TASK DIRECTIONS » Scan the entries for lines with the word "icon" and copy those lines.

MATERIAL FOR THIS TASK »
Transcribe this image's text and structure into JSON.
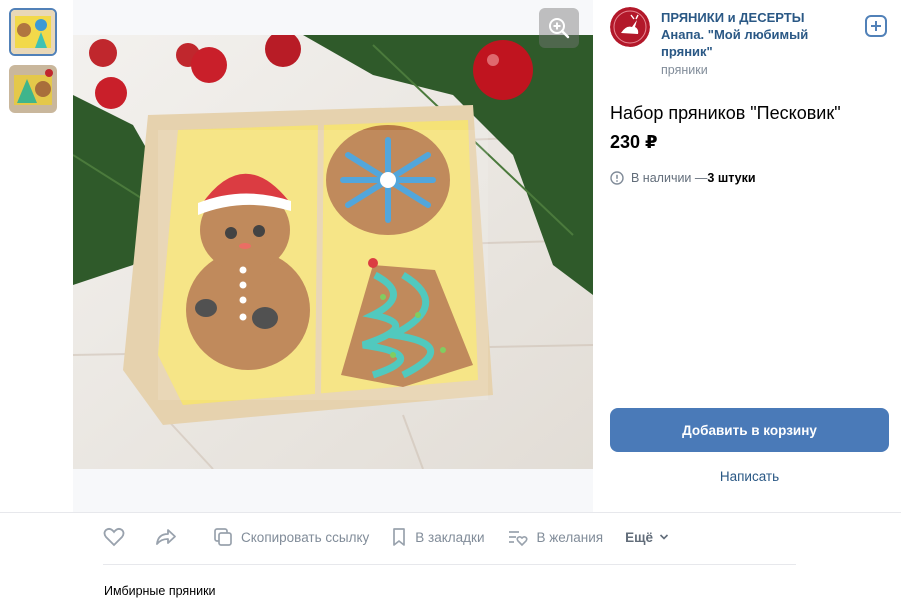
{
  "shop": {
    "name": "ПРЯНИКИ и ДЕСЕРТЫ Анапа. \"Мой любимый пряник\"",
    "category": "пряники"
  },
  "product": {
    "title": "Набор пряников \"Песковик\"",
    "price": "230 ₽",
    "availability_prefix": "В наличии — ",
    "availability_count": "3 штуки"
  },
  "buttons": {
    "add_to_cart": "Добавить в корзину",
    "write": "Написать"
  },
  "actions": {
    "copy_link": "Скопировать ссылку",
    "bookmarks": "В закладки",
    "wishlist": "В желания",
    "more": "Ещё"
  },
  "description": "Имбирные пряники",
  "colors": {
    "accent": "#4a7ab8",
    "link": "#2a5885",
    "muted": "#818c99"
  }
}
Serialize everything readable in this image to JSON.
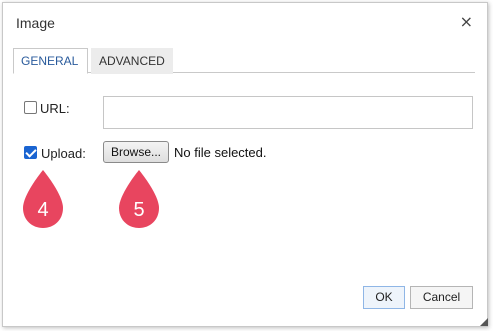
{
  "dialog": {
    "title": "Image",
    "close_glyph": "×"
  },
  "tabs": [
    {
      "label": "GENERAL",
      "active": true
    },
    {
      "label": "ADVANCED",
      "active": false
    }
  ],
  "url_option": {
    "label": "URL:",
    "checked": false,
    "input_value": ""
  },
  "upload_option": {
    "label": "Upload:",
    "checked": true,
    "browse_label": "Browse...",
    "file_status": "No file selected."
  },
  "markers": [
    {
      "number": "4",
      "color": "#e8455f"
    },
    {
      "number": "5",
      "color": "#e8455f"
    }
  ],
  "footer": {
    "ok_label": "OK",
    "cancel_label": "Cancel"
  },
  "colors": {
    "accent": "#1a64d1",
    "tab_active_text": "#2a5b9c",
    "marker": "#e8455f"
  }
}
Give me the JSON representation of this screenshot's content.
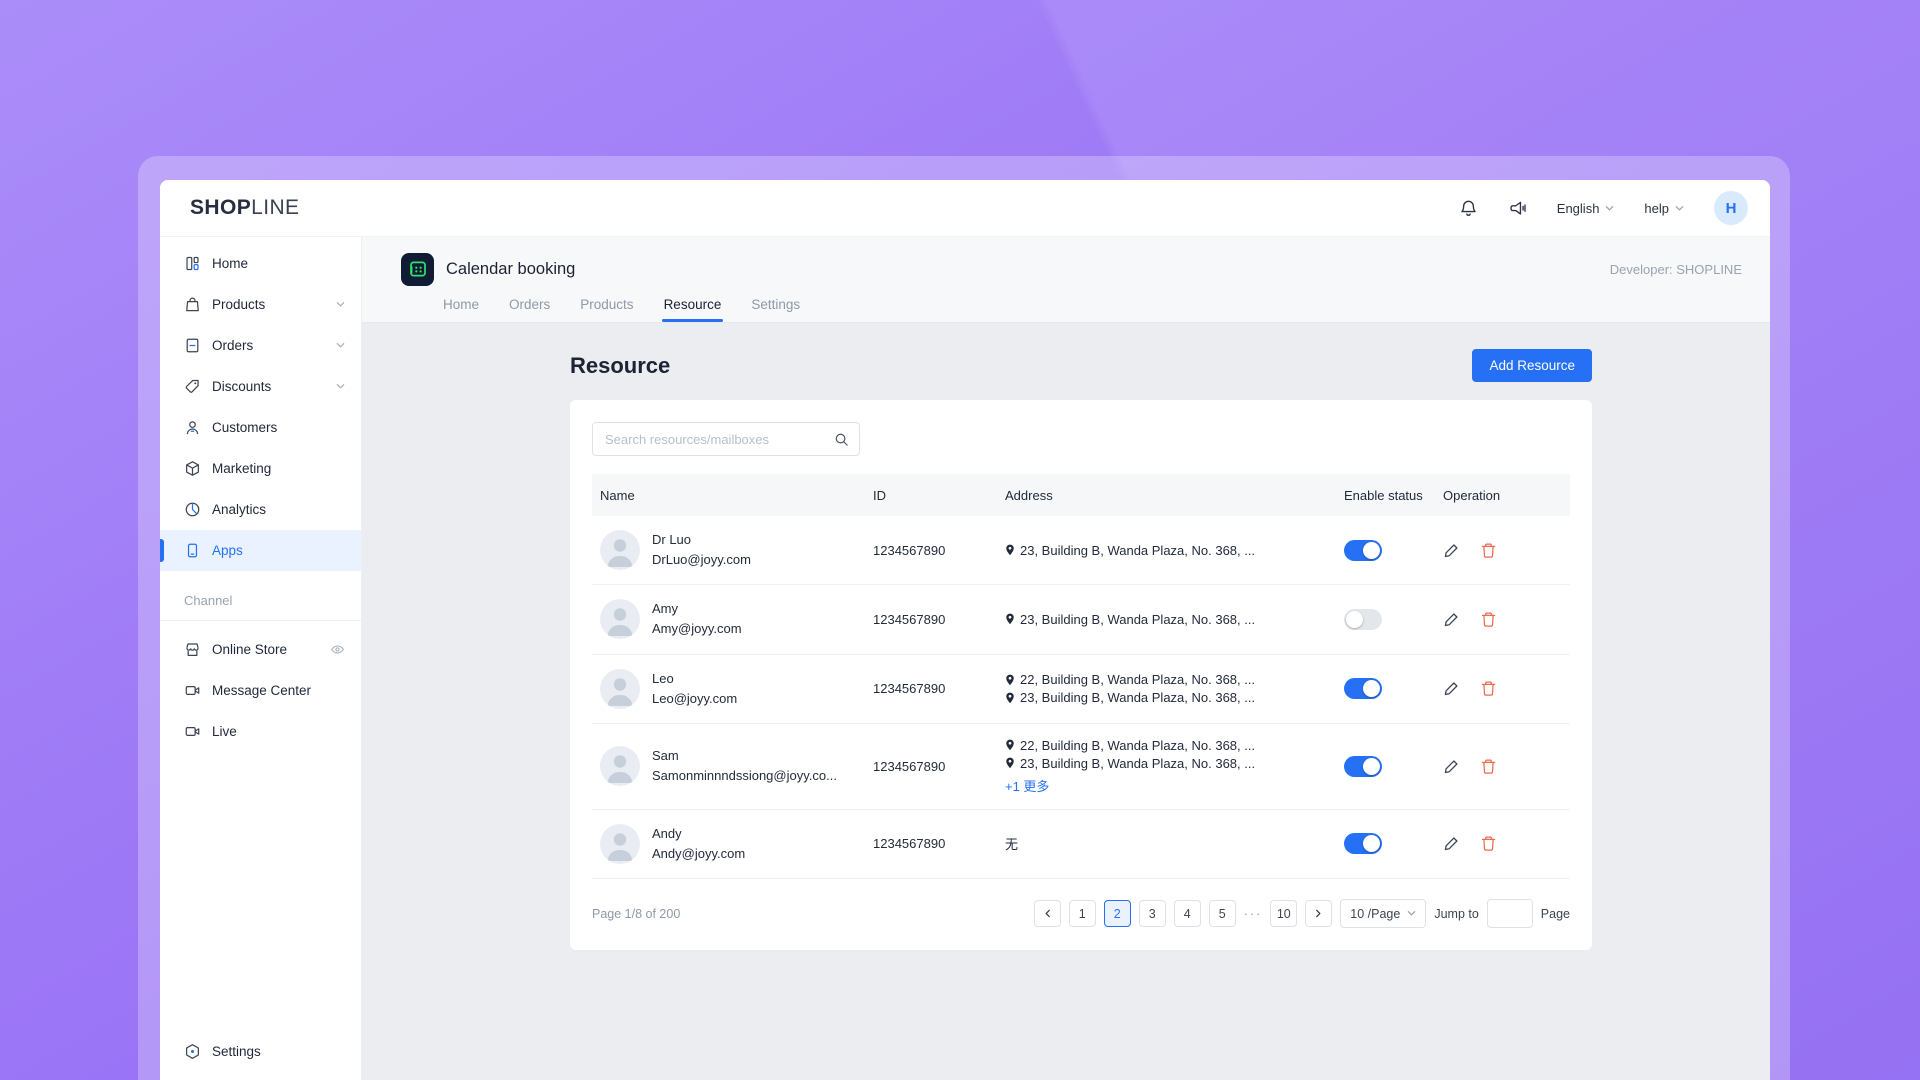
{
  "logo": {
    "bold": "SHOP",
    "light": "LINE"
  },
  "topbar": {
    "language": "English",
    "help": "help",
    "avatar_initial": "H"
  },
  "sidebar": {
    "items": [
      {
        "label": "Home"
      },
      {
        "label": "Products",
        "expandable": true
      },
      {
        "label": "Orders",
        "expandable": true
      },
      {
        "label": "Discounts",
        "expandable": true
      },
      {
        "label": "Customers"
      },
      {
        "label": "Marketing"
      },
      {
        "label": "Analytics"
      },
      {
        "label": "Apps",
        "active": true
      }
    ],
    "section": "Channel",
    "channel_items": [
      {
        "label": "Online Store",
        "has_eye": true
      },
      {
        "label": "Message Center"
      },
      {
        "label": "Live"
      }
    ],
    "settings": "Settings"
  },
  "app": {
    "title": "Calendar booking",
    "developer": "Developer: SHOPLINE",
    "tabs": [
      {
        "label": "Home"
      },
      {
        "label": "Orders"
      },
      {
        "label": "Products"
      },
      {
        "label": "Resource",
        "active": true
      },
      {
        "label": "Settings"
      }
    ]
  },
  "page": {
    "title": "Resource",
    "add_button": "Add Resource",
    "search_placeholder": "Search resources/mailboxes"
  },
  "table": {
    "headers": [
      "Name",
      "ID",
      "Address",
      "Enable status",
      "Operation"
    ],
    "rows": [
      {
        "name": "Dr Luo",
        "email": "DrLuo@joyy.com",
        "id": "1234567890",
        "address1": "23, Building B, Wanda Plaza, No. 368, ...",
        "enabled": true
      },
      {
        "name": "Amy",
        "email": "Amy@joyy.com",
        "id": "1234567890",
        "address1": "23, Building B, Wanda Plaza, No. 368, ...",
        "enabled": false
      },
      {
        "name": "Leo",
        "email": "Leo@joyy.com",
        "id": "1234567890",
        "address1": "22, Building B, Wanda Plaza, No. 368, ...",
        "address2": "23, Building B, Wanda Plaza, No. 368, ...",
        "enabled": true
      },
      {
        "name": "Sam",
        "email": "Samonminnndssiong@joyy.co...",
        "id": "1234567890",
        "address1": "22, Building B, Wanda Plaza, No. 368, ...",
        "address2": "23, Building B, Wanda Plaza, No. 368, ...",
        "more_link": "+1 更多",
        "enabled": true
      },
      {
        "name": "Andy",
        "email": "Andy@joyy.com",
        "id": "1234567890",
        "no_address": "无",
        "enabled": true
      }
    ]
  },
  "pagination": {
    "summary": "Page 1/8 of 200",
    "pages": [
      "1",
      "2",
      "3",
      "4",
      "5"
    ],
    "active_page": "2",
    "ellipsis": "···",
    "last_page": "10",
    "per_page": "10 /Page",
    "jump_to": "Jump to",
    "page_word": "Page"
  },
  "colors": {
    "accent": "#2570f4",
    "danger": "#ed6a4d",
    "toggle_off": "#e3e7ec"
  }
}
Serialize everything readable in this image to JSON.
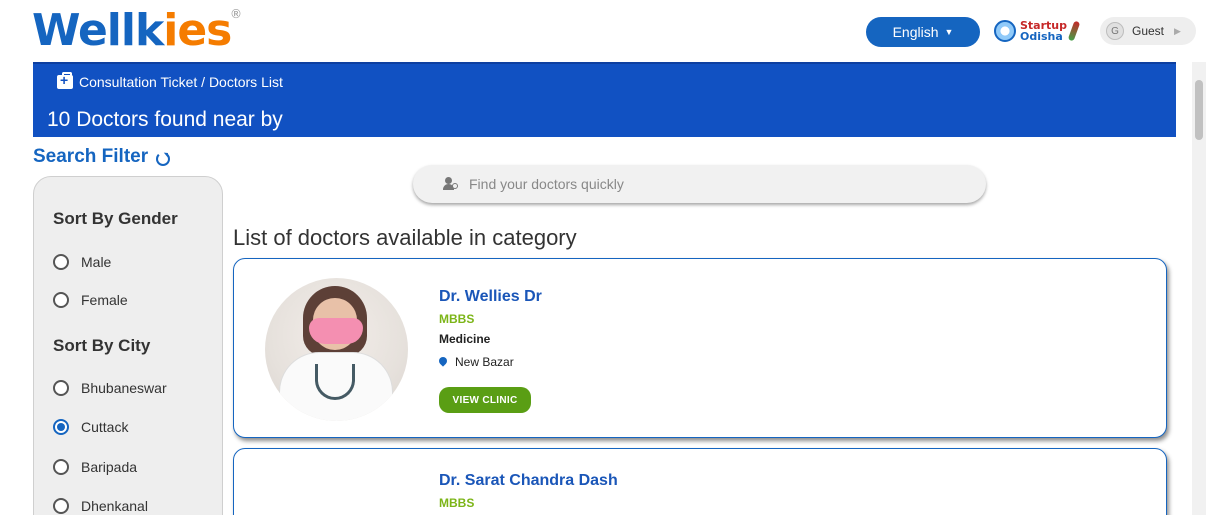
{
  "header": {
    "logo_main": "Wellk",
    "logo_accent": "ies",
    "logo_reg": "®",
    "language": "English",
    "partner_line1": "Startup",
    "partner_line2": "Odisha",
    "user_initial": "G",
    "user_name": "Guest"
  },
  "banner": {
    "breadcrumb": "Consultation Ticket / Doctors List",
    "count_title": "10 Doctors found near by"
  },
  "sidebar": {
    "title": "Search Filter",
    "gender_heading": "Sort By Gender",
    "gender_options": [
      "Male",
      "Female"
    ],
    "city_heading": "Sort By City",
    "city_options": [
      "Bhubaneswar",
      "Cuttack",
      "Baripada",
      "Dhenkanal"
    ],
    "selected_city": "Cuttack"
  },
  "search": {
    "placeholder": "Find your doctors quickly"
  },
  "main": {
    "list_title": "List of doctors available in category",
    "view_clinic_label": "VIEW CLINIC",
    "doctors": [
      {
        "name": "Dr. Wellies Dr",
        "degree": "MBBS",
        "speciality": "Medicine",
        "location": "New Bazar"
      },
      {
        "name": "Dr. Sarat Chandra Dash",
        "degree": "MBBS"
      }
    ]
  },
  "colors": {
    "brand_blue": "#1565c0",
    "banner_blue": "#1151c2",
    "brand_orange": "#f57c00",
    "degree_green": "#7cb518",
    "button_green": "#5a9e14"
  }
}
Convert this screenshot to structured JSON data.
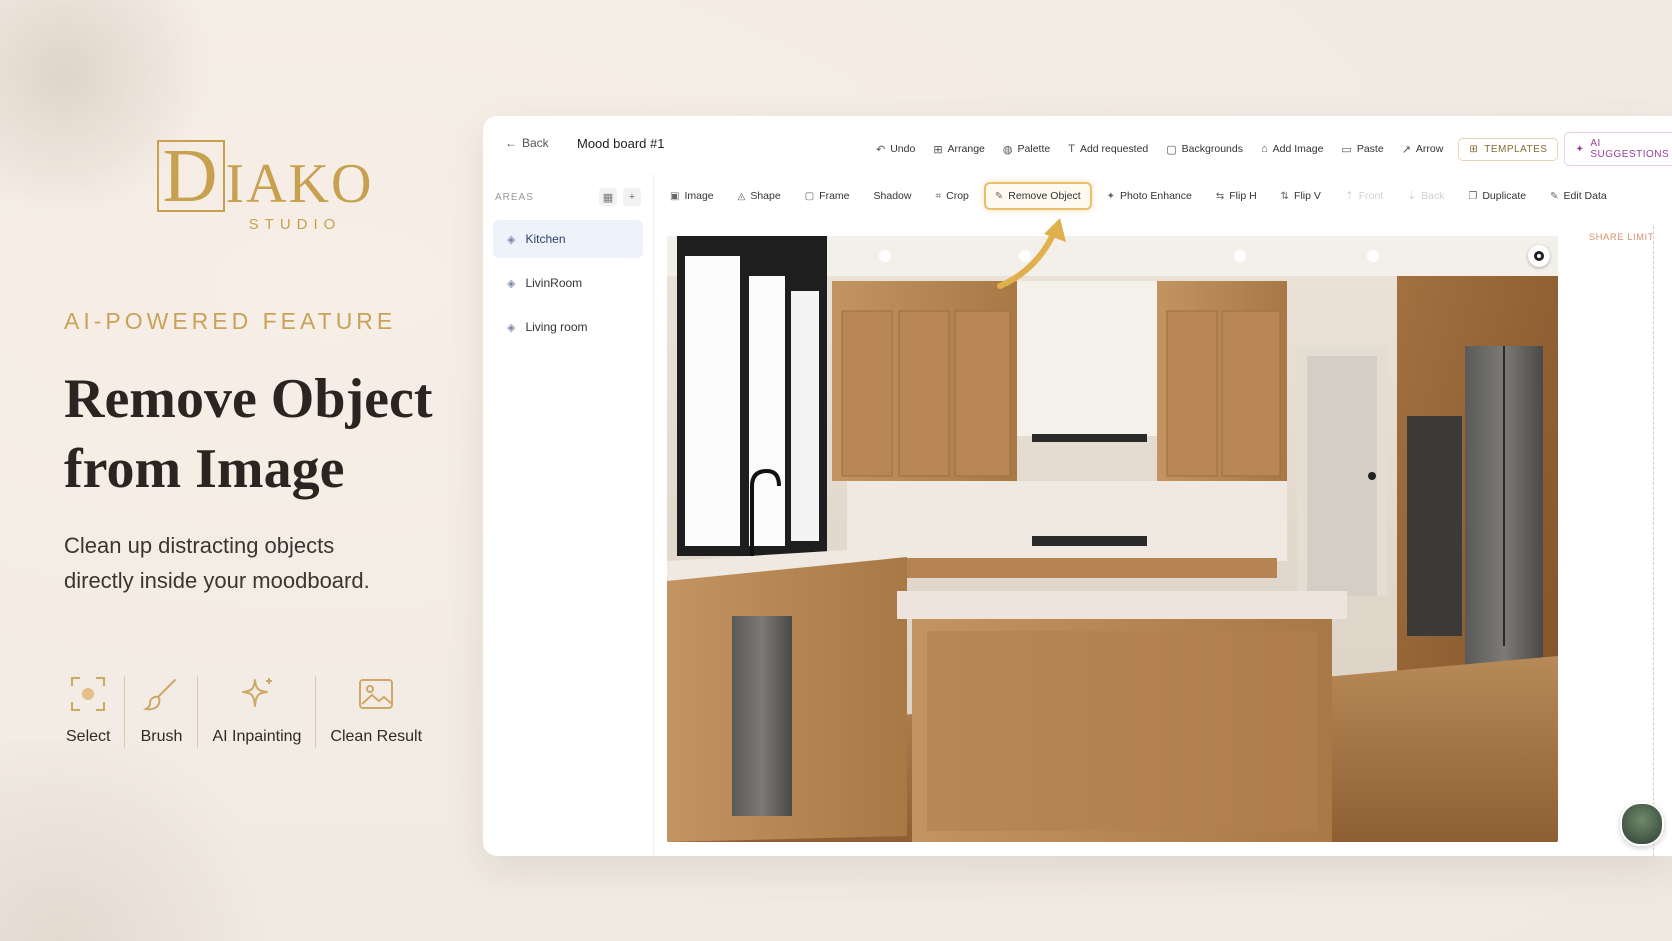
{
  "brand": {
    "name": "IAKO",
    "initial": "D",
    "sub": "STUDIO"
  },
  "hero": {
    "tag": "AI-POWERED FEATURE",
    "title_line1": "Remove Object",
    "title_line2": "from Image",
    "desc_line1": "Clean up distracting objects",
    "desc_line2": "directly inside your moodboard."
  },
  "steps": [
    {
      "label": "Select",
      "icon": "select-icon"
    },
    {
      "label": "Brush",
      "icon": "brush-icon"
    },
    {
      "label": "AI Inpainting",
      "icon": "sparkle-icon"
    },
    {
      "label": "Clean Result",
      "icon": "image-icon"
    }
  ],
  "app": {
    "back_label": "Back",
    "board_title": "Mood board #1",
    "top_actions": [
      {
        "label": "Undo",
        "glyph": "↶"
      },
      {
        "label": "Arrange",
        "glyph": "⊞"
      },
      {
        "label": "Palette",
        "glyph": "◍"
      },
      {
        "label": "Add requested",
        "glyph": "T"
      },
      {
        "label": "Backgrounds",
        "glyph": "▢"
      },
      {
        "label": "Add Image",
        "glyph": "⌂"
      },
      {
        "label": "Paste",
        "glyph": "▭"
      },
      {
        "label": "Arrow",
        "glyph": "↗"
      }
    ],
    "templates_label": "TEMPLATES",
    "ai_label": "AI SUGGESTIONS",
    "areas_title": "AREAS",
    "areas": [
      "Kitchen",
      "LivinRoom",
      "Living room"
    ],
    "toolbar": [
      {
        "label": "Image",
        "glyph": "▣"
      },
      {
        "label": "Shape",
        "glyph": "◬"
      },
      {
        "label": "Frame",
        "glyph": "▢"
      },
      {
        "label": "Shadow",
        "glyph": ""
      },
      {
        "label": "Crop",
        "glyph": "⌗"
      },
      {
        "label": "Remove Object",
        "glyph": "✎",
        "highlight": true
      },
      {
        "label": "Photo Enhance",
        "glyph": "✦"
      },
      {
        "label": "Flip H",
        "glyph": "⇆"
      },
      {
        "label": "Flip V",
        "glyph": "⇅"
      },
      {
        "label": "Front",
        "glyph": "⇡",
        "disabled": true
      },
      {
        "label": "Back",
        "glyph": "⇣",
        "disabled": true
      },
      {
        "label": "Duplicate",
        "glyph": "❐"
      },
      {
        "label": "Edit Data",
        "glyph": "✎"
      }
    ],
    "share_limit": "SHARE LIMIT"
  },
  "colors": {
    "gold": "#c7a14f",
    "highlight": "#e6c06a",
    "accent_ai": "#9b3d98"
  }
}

ANSWER TO THIS EXERCISE »
      "icon": "select-icon"
      "icon": "brush-icon"
      "icon": "sparkle-icon"
      "icon": "image-icon"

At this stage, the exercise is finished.